Stillness

One of my very favorite Bible verses is Psalm 46:10: Be still and know that I am God. There is so much power in just being still. Being still requires trust and reverence for the moment. So many people revel in busyness – constantly running here or there, but Dan urges us just to stop. Be still. Take it all in. Use our senses to appreciate the stillness.

Subtraction

This is the big time y’all. It’s the end of 2018. What have you not used this year? Why is it still in your home? I’m obviously talking to myself too. If you could see my daughters’ playroom right now… I’m legitimately looking right at it and it looks like I could have self-funded ToysRUs before they went out of business. Tomorrow, they’ll be figuring out what they can subtract from that room. I’ll be going onto my bookshelves and determining what I can subtract from it (don’t worry; the DBC books are safe, y’all). I need to open my fridge and figure out what can be subtracted there. My closet. The pantry. Our [outdated] movie collection. The bathroom vanity drawers. Medicine cabinet. I’ll be subtracting like a wild woman.

I also need to subtract from our calendar. We need to free up some space there, too. Over this holiday break, my family has watched three movies. This isn’t anything new; we watch movies all the time. What’s new is that we watched them …(wait for it)… as a family. On the TV. In the living room. Not Bailey watching one on her new Chromebook, Sophie watching one on her iPad, Chris watching one on his iPad, and me binge-watching The Office on Netflix (yes, I read that part, Danny). We watched each of them together. It was wonderful.

Space

It’s important to clear mental, physical, spiritual space and I need to do more of that. Once I’ve subtracted, I believe the space will abound. I am a minimalist by nature. I only have curtains and pictures on the walls because my husband picked them out and hung the frames – seriously. In the media center, there are no books on display atop the shelves. I know that’s a cardinal sin of libraries and there are amazing media friends of mine who will likely be trying to hold an intervention, but I don’t like it. I feel like it looks cluttered. I like artwork on our shelves.

Slowing Down

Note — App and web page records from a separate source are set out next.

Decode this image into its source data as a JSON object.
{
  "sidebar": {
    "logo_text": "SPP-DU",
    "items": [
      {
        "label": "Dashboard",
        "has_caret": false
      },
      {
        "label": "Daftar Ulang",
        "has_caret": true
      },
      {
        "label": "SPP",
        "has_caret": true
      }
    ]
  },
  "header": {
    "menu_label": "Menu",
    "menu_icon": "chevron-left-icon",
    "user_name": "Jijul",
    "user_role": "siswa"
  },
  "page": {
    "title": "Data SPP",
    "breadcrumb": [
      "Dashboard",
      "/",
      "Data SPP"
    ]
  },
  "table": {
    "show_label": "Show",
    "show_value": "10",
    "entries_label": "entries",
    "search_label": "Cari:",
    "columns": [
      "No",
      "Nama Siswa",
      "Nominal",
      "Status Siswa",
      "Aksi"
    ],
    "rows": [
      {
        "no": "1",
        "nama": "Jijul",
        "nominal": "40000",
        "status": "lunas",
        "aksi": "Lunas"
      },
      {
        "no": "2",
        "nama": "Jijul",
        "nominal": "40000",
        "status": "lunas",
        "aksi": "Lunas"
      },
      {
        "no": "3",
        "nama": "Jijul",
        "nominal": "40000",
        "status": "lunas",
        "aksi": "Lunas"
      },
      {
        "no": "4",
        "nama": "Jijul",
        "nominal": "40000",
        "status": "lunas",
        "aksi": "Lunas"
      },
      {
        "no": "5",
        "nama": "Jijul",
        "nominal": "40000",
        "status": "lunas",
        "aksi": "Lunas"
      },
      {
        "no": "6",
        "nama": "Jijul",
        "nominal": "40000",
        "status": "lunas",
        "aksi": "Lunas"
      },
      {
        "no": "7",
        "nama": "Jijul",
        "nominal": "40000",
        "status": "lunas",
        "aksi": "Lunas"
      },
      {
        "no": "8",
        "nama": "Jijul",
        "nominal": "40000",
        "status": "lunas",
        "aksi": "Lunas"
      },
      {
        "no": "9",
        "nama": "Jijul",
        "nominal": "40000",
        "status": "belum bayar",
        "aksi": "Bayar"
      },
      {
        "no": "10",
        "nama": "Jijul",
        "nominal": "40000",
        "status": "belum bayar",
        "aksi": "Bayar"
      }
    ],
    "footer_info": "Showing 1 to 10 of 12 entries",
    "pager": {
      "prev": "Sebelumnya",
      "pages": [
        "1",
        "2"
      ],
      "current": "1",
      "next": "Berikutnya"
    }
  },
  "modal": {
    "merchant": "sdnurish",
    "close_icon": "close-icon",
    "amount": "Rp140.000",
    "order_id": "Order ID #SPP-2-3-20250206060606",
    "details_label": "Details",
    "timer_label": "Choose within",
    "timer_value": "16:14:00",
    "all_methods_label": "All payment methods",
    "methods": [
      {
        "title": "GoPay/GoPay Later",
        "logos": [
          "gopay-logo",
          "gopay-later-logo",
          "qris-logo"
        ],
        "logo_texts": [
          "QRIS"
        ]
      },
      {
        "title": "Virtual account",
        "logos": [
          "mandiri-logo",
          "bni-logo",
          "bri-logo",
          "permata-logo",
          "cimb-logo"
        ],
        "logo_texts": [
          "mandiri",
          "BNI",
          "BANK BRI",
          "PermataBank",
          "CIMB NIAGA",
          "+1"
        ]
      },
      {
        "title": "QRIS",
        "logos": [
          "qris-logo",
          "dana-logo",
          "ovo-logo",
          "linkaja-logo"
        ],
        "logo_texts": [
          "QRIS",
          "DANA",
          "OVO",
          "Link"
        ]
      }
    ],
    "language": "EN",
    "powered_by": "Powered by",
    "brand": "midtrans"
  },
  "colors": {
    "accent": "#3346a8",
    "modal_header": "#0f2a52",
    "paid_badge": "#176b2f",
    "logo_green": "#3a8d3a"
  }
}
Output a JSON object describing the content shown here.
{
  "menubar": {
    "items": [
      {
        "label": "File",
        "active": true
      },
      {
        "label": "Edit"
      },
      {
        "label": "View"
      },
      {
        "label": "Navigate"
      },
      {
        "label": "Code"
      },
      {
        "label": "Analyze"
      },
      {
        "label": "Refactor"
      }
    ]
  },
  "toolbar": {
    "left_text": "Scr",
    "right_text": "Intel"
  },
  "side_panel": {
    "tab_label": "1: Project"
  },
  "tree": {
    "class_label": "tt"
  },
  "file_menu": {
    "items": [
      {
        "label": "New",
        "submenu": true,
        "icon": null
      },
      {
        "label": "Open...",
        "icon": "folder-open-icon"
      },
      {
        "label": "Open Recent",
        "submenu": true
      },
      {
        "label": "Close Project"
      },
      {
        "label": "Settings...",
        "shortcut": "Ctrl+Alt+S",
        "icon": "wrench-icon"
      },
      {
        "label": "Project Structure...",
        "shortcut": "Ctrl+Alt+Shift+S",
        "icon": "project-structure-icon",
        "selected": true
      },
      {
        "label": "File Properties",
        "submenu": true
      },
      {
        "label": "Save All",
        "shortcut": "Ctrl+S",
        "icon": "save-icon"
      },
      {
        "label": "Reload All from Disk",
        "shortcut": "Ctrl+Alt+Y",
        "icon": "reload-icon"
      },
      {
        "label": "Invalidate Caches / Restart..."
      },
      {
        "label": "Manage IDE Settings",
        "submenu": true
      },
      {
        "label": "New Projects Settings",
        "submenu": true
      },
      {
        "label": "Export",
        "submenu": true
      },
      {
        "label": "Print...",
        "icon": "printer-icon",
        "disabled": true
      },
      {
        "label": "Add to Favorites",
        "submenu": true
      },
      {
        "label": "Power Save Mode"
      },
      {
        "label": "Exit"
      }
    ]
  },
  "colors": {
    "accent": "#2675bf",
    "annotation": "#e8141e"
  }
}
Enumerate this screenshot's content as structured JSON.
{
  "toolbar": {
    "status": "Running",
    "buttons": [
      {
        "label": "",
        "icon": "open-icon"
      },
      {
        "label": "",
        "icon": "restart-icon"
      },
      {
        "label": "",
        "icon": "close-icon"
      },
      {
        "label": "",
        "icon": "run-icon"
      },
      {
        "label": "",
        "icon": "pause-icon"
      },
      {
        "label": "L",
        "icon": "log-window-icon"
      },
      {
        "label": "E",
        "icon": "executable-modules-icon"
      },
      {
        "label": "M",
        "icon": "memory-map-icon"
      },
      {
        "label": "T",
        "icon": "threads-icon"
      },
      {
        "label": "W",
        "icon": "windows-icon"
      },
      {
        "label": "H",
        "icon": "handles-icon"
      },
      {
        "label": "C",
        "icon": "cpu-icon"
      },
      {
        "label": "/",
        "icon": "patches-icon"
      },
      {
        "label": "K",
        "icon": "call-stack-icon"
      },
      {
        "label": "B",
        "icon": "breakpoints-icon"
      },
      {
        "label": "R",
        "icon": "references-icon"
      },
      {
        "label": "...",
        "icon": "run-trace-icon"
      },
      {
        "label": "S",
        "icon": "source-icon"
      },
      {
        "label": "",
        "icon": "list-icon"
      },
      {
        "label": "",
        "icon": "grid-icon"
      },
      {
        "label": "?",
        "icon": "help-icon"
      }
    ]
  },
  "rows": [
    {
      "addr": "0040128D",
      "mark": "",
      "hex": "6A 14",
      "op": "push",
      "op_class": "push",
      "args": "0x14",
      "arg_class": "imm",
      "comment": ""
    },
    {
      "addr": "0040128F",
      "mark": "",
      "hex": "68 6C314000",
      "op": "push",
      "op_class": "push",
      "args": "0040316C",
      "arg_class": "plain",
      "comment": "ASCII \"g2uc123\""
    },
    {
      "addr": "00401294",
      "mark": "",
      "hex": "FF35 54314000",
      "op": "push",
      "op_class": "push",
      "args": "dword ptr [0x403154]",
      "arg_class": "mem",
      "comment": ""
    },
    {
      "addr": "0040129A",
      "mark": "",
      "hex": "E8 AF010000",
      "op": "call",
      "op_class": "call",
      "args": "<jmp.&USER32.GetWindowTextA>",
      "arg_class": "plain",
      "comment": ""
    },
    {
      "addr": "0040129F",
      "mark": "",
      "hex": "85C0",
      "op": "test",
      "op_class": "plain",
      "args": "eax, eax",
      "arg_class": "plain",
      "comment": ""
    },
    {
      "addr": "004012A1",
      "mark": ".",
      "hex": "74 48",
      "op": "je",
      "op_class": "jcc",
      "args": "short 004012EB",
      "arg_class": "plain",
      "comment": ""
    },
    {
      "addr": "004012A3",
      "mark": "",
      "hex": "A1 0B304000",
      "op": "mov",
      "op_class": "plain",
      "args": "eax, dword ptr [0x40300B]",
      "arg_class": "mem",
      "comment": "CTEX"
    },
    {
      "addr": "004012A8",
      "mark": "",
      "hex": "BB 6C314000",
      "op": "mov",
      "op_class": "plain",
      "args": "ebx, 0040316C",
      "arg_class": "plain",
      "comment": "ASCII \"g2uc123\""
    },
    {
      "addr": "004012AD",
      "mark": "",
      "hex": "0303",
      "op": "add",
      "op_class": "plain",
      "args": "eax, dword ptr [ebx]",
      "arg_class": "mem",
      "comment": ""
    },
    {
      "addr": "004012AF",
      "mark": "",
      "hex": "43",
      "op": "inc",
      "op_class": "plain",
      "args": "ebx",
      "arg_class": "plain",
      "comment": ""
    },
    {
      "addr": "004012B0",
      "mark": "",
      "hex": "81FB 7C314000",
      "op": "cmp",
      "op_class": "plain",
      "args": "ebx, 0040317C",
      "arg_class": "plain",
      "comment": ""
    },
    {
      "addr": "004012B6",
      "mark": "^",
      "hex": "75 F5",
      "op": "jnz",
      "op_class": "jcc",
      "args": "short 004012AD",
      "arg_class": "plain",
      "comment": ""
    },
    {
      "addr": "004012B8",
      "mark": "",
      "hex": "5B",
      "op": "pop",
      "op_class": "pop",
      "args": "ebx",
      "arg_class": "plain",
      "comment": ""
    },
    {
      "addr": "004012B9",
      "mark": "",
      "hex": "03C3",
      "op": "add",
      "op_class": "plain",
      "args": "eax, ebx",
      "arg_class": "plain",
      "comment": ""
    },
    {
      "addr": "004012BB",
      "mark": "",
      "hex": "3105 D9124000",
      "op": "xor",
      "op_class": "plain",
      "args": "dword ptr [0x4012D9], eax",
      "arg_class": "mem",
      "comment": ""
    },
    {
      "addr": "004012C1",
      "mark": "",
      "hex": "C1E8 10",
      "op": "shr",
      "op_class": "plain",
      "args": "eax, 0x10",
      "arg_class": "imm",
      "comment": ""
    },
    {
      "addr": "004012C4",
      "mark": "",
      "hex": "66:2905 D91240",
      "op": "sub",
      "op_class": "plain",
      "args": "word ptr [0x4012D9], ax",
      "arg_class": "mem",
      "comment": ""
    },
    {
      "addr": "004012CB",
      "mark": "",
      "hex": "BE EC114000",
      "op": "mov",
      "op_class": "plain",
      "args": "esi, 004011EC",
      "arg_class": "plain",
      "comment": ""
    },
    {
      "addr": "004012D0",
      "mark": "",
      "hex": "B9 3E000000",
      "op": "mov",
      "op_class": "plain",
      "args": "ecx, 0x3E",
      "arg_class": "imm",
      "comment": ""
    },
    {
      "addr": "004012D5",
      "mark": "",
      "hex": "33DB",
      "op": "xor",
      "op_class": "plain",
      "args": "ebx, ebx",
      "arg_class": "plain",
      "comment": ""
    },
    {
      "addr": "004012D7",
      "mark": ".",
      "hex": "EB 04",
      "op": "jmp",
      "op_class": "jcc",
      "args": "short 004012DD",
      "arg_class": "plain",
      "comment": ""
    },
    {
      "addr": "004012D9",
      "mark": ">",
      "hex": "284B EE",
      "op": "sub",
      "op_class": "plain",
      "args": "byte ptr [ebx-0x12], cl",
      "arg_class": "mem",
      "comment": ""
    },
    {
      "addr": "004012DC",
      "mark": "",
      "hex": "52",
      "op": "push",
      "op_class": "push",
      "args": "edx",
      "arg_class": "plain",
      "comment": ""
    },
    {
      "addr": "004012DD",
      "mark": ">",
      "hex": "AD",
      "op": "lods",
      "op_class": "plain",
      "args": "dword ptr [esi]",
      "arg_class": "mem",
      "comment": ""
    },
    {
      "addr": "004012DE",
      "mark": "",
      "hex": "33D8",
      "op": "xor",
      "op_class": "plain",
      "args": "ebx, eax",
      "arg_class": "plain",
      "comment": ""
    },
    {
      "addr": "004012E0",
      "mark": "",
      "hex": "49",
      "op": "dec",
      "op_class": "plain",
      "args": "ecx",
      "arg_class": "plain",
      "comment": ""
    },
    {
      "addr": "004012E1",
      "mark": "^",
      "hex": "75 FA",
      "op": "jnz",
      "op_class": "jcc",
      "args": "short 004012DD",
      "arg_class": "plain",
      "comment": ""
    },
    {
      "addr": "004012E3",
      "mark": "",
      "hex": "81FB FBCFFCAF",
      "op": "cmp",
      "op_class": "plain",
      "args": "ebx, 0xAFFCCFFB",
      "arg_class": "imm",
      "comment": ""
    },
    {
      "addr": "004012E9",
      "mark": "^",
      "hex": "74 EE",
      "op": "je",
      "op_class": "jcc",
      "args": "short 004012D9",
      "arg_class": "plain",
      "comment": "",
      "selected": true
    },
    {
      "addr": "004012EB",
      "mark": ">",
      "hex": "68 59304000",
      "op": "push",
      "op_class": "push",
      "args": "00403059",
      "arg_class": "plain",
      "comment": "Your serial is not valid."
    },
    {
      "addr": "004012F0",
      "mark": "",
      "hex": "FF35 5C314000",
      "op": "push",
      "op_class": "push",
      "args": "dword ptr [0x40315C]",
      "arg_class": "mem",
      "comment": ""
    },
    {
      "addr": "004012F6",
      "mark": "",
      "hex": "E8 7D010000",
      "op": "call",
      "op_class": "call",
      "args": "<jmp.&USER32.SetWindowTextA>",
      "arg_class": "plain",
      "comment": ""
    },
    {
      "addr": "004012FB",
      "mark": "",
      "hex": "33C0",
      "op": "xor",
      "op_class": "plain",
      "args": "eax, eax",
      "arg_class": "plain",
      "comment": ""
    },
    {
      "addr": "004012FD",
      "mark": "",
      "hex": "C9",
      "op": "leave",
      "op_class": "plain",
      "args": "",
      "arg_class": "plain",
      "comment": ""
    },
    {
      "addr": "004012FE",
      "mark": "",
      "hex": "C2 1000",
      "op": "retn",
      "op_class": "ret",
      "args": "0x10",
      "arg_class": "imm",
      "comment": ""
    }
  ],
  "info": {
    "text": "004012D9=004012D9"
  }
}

I need to do this. In my car. If you’ve ever had the pleasure of being a passenger while I drive, you likely suffer from white knuckle syndrome. I have a bit of a lead foot. I need to single-task as Dan discusses in the book. Devote myself to one task at a time, finish it, then move to the next one. It seems counter-productive at first, but now I won’t need to go back and fix my errors that I likely made while multi-tasking.

I loved this book. You will, too. Well done, Dan Tricarico. The 60th book from the DBC, Inc line continues to uphold the tradition of excellence. Go now and grab your copy and prepare to take care of yourself. We are in a profession that is about giving and giving and giving. Take some time to give to yourself. Give yourself the gift of self-care. You deserve it!

The flipgrid is available! You’ll definitely want to check this one out! Thanks to Andrea Paulakovich for this tremendous idea & offering to allow me to copilot the space with her when #DBC50Summer first started!

Oh, and in case you were wondering… there is an acronym. It’s solid stuff.